Ever since Smif-N-Wessun’s debut album Dah Shinin’ dropped, Tek and Steele have been making their own brand of credible underground Hip-Hop music (although I’ll be the first to admit that not every release since their 1995 LP has lived up to the duo’s original classic). The All is the pair’s sixth studio album (not including their unreleased Rawkus LP) and this is another satisfying release that simultaneously makes you thankful for new music as well as feel nostalgic.
The All is an album that sounds mature, and in some ways that’s the album’s strength and its weakness. There’s no more gritty “Wontimes”, no uplifting “Wrekonizes”, and there’s no upbeat “Won On Wons”, and that may be somewhat understandable considering the time that’s passed since their old LPs but that being said, sounding “old” and the stereotyped aesthetics that come with such a notion are what makes this kind of album sound aged and even lethargic. This album from beginning to end, at least in terms of tempo, sounds sluggish. Sure, the angelic samples in “The Education Of Smif-N-Wessun” and “Illusions” make for a mellow and relaxed feel but in places this LP sounds more humdrum than heavenly. The “hardest” tracks are “Let Me Tell Ya” (which features Rick Ross having a dig at that sellout Kanye) and the title track which bumps along with a head-nodding beat.
The Bucktown duo have made a decent album here but there are a few problems. Firstly, there’s too many features from non-Boot Camp rappers making The All sound like any random Hip-Hop album rather than a B.C.C. release. There’s a few mediocre R’N’B choruses in “Ocean Drive” and “Letter 4 U” (which is reminiscent of 2Pac’s “Dear Mama” but much less emotional). There’s also an extremely corny sounding hook in “We Good” and let’s not mention the dodgy-looking “hiding one eye” pose on the album cover.
That’s not to say that this release is vastly disappointing either. “Dreamland” is a sentimental rap track that you want to go back and listen to again. There’s lyrics in “Let Me Tell Ya” (“Heltah Skeltah means war” and “Sound Bwoy Burial”) that reminds the listener of old-school Boot Camp Clik and the Jackson 5 sample punctuates the track nicely (“One Time” also relies heavily on remembering the good ol’ days with its B.C.C. lyrical references). “The A.L.L.” (which utilises a vocal sample in a way that invokes Stoupe of Jedi Mind Tricks) is very different for Tek and Steele but generally this album isn’t unique or distinctive.
In my opinion, the standout tracks are “DreamLand”, “Let It Go”, “Let Me Tell Ya”, “The A.L.L.”, and “StahfAllah” and the opening and closing songs are also worth checking out.

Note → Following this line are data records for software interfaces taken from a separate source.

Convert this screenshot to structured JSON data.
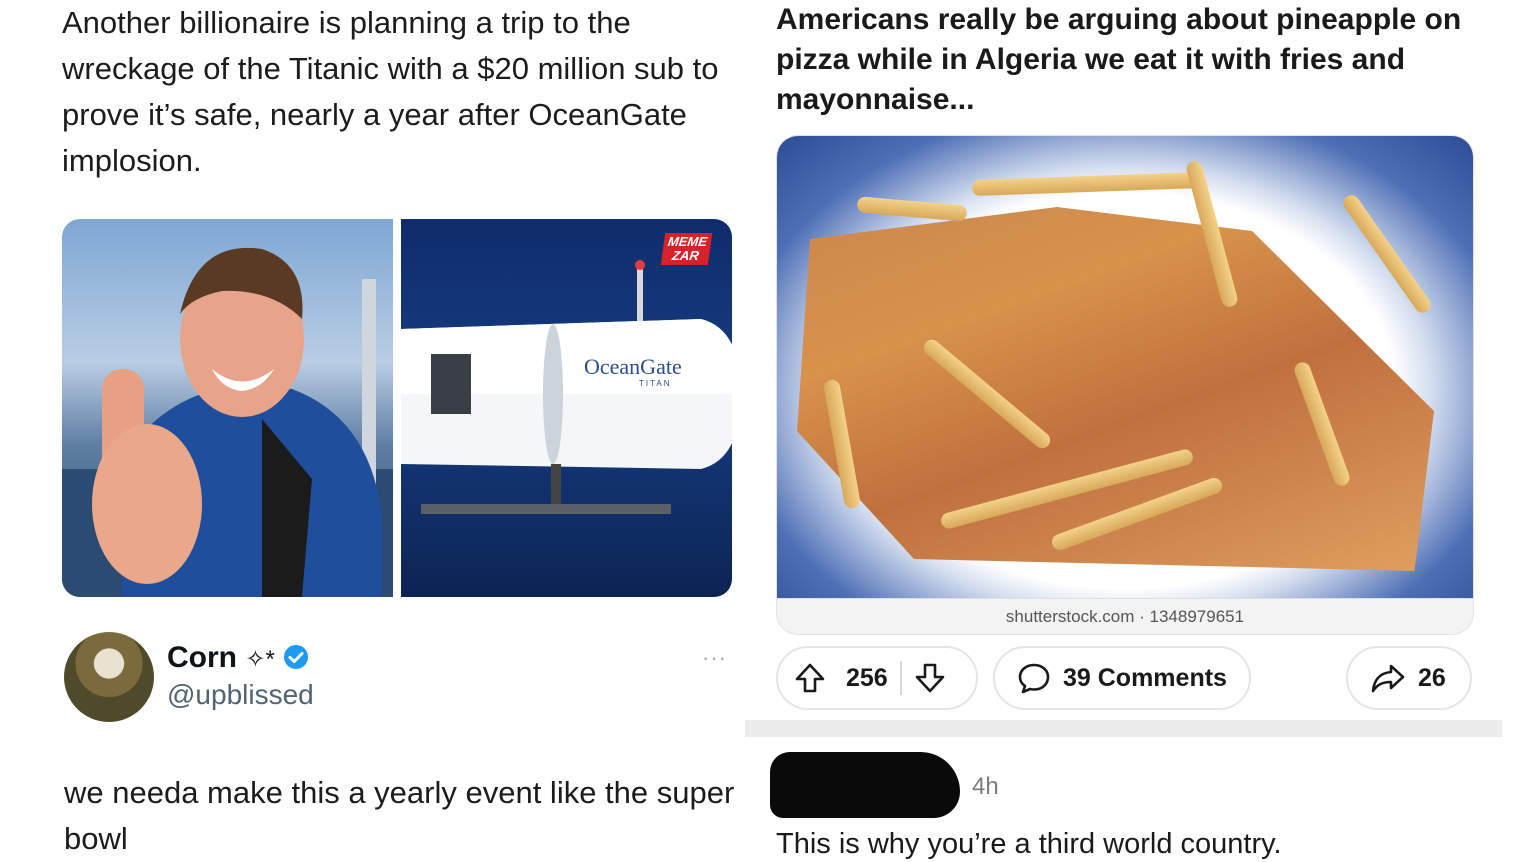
{
  "tweet": {
    "text": "Another billionaire is planning a trip to the wreckage of the Titanic with a $20 million sub to prove it’s safe, nearly a year after OceanGate implosion.",
    "media": {
      "watermark_line1": "MEME",
      "watermark_line2": "ZAR",
      "sub_brand": "OceanGate",
      "sub_model": "TITAN"
    }
  },
  "reply": {
    "display_name": "Corn",
    "name_decoration": "✧*",
    "verified_color": "#1d9bf0",
    "handle": "@upblissed",
    "more_label": "···",
    "text": "we needa make this a yearly event like the super bowl"
  },
  "reddit_post": {
    "title": "Americans really be arguing about pineapple on pizza while in Algeria we eat it with fries and mayonnaise...",
    "image_caption": "shutterstock.com · 1348979651",
    "upvotes": "256",
    "comments_label": "39 Comments",
    "shares": "26"
  },
  "comment": {
    "time": "4h",
    "text": "This is why you’re a third world country."
  }
}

Okay, so the sounds are consistent and the album does generally flow well from beginning to end, and yes, 9th Wonder’s steady, soulful sounds are perfectly fine but they do sound a little tired these days, considering that his particular style has been doing the rounds for the past decade and a half. The overall soundscape of The All therefore, makes you wanna get Da Beatminerz back in the studio with these two to make something akin to material from their heyday.
I’m all for a change of direction and notions of positivity but The All does this in a way that isn’t completely enjoyable, at least not all the way through. I will acknowledge that Smif-N-Wessun have been making music for around 25 years so a change of pace is to be expected but with rappers such as KRS-One maintaining their original style for much longer, it’s not like it can’t be done. The All therefore, isn’t 90s Smif-N-Wessun, this isn’t the youthful Boot Camp Clik that we grew up with, this is a couple of veterans of the game showing their growth and maturity, unfortunately “mature” can sometimes be a synonym for declining or waning. So if like me, you were hoping for another Shinin’ you’ll be disappointed. Not that an MC or a group should churn out the same thing again and again but when you’ve created something as memorable as Dah Shinin’, you’d hope that its creators would attempt to make something similar at some point in their career (and with the close of “We Good” using the same sample as “Shinin… Next Shit”, it makes you wonder what could have been). As Tek says in “Testify”: “they said take ’em back to Dah Shinin’ but they don’t know the shape that my mind’s in”. I guess fans will have to take this album as intended: not as a sequel to anything the duo have made before but a new chapter in Smif-N-Wessun’s career.